Sahota interweaves the stories of three people whose reasons for emigrating are as individual as they are. Both Avtar and Randeep are from Indian Sikh families that might be characterised as lower-middle-class. Avtar’s father has his own small business – a shawl shop – and Randeep’s father works for the government. Both boys are educated and Avtar, in particular, is smart and motivated. But with employment hard to come by and no social security net to fall back on, it doesn’t take much to make leaving the country seem like the only option. Avtar loses his job, his father’s business is failing and he has high hopes of earning enough to marry Lakhpreet, his girlfriend-on-the-sly. Randeep’s family’s finances fall apart after his father has a psychological breakdown; their only hope of maintaining a respectable lifestyle is for their eldest son to take his chances abroad.

For Tochi, the situation is very different. He is what used to be called an “untouchable” and, although people now use euphemisms (“scheduled”, or chamaar), the taboo remains as strong as ever. He comes to Britain not so much for financial reasons – although he is the poorest of the lot – but to escape the prejudice that killed his father, mother and pregnant sister.

Tying these disparate stories together is the book’s most intriguing character, Narinder, a British Sikh woman who comes to believe that it is her spiritual calling to rescue a desperate Indian by “visa marriage”. Narinder’s progress, from the very limited horizons for an obedient young woman to a greater sense of herself as an active participant in her destiny, reminded me of Nazneen, the protagonist in Monica Ali’s Brick Lane. But Narinder is a more thoughtful character and here the Hollywood-style journey of personal liberation is tempered by a recognition of the powerful bonds of tradition and family.

Once in Britain, Avtar, Randeep and Tochi enter a world of gangmasters, slum accommodation and zero job security, with an ever-present fear of “raids” by immigration officers. They work in fried chicken shops, down sewers, on building sites and cleaning nightclubs. Health care is off-limits for fear of immigration checks. Food is basic and the only charity comes from the gurdwara, or Sikh temple, which provides help in emergencies.

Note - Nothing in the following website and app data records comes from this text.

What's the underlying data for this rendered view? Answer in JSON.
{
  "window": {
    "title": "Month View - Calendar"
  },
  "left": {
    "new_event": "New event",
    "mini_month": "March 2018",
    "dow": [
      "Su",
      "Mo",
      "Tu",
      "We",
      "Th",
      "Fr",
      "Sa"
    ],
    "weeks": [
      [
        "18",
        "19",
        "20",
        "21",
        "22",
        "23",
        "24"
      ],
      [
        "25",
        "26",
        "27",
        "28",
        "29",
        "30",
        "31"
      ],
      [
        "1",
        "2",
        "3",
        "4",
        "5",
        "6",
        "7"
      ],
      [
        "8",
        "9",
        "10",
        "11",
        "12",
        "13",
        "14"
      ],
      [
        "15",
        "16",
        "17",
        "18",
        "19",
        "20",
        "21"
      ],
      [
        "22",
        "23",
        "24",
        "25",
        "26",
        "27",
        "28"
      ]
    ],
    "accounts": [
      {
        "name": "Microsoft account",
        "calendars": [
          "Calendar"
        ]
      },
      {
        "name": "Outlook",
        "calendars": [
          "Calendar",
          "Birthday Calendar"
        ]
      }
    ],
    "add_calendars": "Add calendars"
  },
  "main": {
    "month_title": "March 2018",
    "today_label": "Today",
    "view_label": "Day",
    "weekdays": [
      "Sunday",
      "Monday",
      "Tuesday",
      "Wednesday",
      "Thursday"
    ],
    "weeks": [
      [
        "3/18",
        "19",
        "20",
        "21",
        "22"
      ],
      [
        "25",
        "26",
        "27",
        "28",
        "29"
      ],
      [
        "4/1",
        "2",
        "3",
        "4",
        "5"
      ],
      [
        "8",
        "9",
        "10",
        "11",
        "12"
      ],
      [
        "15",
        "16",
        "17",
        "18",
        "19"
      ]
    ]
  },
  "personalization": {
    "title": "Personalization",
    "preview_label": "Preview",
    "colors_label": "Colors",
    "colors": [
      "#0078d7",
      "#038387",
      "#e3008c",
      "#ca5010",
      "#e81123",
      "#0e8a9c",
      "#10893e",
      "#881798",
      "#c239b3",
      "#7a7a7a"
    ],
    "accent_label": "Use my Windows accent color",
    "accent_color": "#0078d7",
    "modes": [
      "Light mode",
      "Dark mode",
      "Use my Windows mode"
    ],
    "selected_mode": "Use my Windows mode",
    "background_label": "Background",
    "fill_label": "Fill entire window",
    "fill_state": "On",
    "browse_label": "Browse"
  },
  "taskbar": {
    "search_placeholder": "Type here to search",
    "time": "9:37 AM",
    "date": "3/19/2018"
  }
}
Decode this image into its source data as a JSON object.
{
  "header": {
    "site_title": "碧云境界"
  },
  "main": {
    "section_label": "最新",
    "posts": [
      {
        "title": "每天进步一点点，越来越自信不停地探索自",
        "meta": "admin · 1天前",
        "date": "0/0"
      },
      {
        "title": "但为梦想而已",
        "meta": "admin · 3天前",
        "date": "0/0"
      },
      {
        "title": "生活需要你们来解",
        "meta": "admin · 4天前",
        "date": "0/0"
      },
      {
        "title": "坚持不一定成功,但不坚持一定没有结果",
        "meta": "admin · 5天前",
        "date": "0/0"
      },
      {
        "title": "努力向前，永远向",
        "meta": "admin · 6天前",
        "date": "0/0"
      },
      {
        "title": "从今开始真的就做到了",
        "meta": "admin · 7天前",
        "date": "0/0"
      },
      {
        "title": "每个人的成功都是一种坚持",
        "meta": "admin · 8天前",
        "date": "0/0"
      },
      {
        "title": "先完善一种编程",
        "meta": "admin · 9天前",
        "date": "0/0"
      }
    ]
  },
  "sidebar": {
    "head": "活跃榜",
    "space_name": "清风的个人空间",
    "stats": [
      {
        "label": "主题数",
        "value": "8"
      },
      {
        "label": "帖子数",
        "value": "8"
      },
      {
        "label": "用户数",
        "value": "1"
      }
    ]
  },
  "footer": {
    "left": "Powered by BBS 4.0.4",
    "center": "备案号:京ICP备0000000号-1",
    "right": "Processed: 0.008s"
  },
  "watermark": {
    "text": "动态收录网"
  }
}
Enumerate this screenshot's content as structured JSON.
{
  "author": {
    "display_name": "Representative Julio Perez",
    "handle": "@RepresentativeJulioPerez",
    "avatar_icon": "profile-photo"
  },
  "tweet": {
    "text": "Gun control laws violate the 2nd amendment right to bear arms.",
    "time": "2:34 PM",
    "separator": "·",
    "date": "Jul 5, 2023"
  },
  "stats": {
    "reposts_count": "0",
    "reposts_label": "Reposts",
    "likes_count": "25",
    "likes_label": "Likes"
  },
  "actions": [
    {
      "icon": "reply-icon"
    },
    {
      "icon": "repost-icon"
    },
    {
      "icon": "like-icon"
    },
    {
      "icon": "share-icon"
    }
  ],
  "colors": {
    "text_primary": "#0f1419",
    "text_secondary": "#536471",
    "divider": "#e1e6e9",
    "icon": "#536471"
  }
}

Avtar and Randeep struggle to send money back home while living in poverty and squalor that their families could barely imagine (at one point, Randeep notes with understandable bitterness that his mother has used his hard-earned contributions to buy herself a string of pearls). In the meantime, their desperation leads them to increasingly morally repellent behaviour, from selfishness to stealing and worse. Even if they do eventually find a measure of economic stability in Britain, they have done so at the cost of their better selves.

It has been pointed out that the novels on the Man Booker shortlist this year are even more depressing than usual and The Year of the Runaways certainly won’t have raised the laugh count. At times I had to put it down for a while, overwhelmed by tragedy after tragedy. It was the quality of Sahota’s prose and perceptions that brought me back. He is a wonderfully subtle writer who makes what he leaves unsaid as important as the words on the page. A wise and compassionate observer of humanity, he has gone to some dark places – places we would all rather not think about – to bring us this book. Whether we are prepared to extend a measure of his wisdom and compassion to real immigrants, in the real world, is another question.

“The Year of the Runaways” by Sunjeev Sahota is published by Picador (480pp, £14.99)

Alice O'Keeffe is an award-winning journalist and former arts editor of the New Statesman. She now works as a freelance writer and looks after two young children. You can find her on Twitter as @AliceOKeeffe.

This article first appeared in the 08 October 2015 issue of the New Statesman, Putin vs Isis